Lines below that include the word "from" should each be copied.

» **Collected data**
Segment Open

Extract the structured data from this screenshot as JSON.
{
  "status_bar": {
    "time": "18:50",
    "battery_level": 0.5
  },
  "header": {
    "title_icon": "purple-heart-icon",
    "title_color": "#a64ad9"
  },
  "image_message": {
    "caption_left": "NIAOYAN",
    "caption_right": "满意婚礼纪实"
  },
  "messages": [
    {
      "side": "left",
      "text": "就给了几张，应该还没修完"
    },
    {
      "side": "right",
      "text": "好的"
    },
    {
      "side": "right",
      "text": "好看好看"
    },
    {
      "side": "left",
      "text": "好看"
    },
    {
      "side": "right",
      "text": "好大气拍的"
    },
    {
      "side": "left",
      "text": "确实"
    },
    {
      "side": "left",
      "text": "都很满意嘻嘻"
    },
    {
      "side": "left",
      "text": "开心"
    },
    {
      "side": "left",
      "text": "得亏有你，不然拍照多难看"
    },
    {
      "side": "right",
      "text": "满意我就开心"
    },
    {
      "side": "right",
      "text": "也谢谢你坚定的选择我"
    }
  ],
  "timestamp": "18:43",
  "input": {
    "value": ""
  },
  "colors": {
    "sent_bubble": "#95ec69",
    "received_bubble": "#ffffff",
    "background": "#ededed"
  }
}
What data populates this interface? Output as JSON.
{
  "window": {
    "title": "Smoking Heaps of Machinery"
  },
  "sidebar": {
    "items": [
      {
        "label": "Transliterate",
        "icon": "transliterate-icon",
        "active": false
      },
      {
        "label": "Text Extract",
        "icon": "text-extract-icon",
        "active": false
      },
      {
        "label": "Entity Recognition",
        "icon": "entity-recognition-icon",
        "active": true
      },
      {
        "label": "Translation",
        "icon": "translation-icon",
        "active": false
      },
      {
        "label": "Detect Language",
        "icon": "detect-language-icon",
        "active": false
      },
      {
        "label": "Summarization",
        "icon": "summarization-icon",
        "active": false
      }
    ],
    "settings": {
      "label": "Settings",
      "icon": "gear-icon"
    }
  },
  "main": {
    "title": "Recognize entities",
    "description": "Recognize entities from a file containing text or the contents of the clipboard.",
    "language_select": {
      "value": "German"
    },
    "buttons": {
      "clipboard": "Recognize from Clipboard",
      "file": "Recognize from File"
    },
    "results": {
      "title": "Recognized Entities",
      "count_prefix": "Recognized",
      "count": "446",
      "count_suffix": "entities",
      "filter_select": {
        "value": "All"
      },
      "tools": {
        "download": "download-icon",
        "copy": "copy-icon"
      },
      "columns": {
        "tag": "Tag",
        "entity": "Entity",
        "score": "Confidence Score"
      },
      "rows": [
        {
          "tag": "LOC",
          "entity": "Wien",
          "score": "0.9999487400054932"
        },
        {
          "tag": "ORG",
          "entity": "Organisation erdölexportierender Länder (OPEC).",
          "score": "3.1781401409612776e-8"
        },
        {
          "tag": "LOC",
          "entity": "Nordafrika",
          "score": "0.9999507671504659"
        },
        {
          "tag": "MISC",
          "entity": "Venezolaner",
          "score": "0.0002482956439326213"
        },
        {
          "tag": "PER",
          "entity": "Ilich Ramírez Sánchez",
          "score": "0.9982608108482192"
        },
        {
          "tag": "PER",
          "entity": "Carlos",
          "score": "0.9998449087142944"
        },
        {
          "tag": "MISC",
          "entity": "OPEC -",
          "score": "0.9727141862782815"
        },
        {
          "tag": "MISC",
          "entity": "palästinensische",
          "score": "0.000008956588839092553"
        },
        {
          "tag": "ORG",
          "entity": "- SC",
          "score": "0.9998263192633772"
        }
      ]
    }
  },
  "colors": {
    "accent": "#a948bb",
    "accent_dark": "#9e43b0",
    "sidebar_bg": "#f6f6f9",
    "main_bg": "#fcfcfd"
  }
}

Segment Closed

» **ANSWER TO THE PROBLEM**
Extract the structured data from this screenshot as JSON.
    "description": "Recognize entities from a file containing text or the contents of the clipboard.",
      "clipboard": "Recognize from Clipboard",
      "file": "Recognize from File"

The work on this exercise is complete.